The causes of anxiety disorders are complex and multifactorial and can include (among others) psychological trauma, psychosocial stressors and conflict, as well as physical illness. Current models for GAD point to an underlying dysregulation in the physiological and behavioural responses to stress (which involves the hypothalamic-pituitary-adrenal axis), and activation of brain networks responsible for threat detection, introspective thinking as well as learning and memory (e.g. conditioned and social learning and social referencing). Twin studies suggest that environmental (e.g. psychosocial) and genetic factors are likely involved.

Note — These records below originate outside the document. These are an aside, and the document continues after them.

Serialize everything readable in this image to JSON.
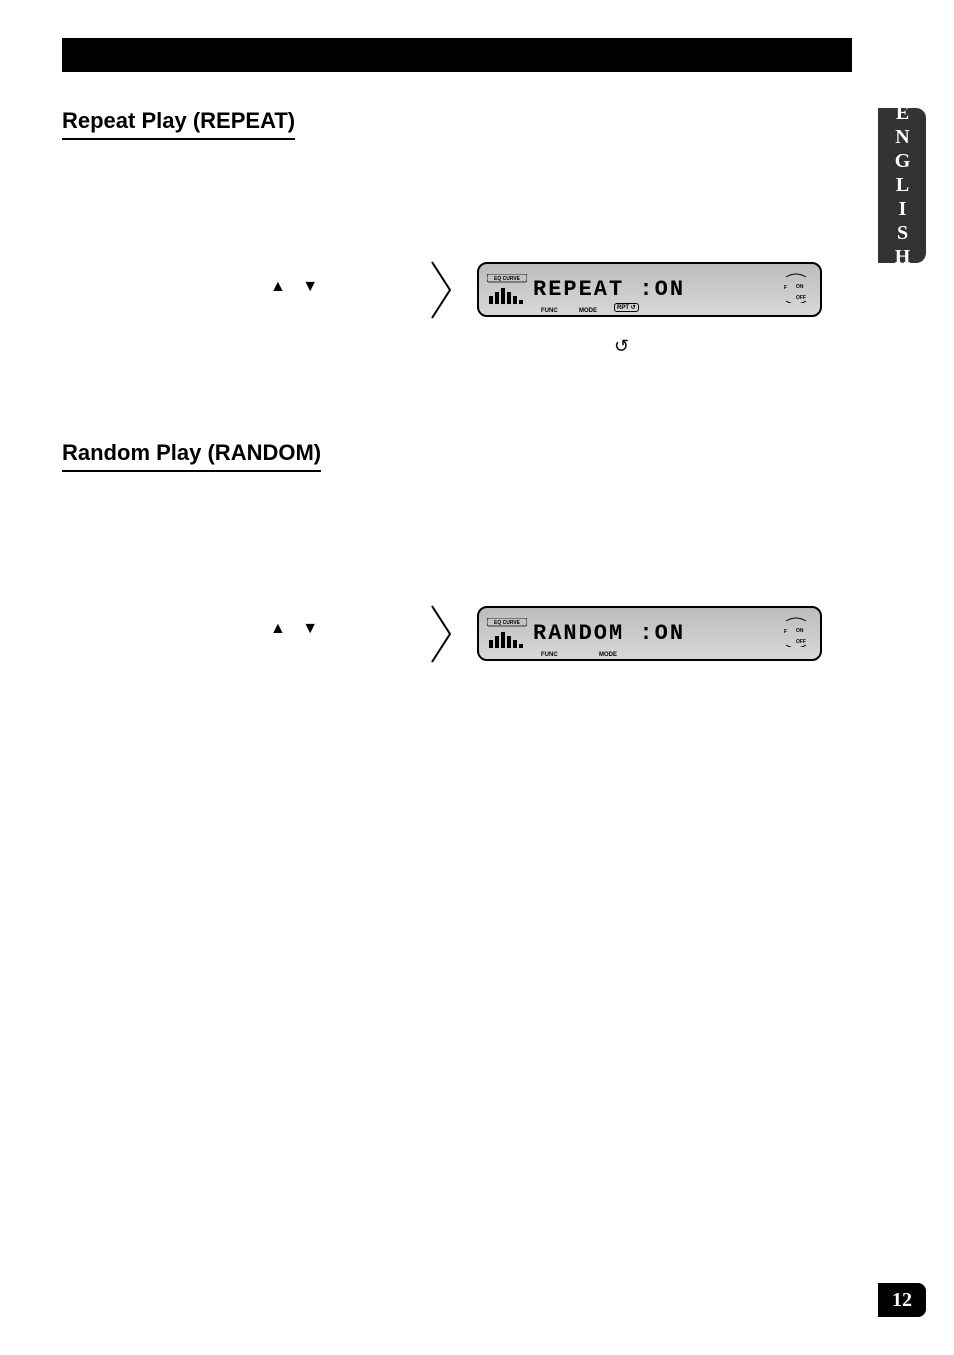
{
  "sideTab": "ENGLISH",
  "pageNumber": "12",
  "sections": [
    {
      "heading": "Repeat Play (REPEAT)",
      "arrowGlyphs": "▲ ▼",
      "displayText": "REPEAT :ON",
      "hasRptCallout": true
    },
    {
      "heading": "Random Play (RANDOM)",
      "arrowGlyphs": "▲ ▼",
      "displayText": "RANDOM :ON",
      "hasRptCallout": false
    }
  ],
  "lcdLabels": {
    "eqCurve": "EQ CURVE",
    "func": "FUNC",
    "mode": "MODE",
    "rpt": "RPT",
    "on": "ON",
    "off": "OFF",
    "f": "F"
  },
  "subIndicatorGlyph": "↺"
}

A key brain structure involved in the neural circuitry of anxiety is the amygdala, located within the temporal lobes and forming part of the limbic system regulating mood and emotional responses. Parts of the amygdala are involved in triggering the responses we associate with fear (e.g. submission, fleeing, or ‘freezing’ on the spot). Other regions within the amygdala elicit feelings of bliss or peacefulness, or evoke aggression and attack. Life-or-death situations are processed within fractions of a second. To do this, sensory information from the external environment must first reach the amygdala. This is achieved in two ways – a direct route to the amygdala via the thalamus (taking about 1/50 of a second), and an indirect route to the amygdala via the cerebral cortex, which takes slightly longer (about a fifth of a second) but allows information about the stimulus (its nature, location, threat level, etc.) to be consciously processed and an assessment to take place. Interaction between the amygdala, prefrontal cortex and hippocampus modulates the response (e.g. through assignment of emotional salience, monitoring and detection, and an awareness of the context in which a stimulus is received and any memory or recall of its previous experience or encounter). The main outputs of the amygdala are the hypothalamus, basal forebrain and brainstem, pathways that elicit the physiological, cognitive and emotional responses associated with fear and anxiety.
In the remainder of this section we explore two key issues − gender and work-related stress − as risk factors for anxiety disorders. We specifically ask whether women are more likely to suffer from anxiety than men, and consider whether work is good or bad for your mental health.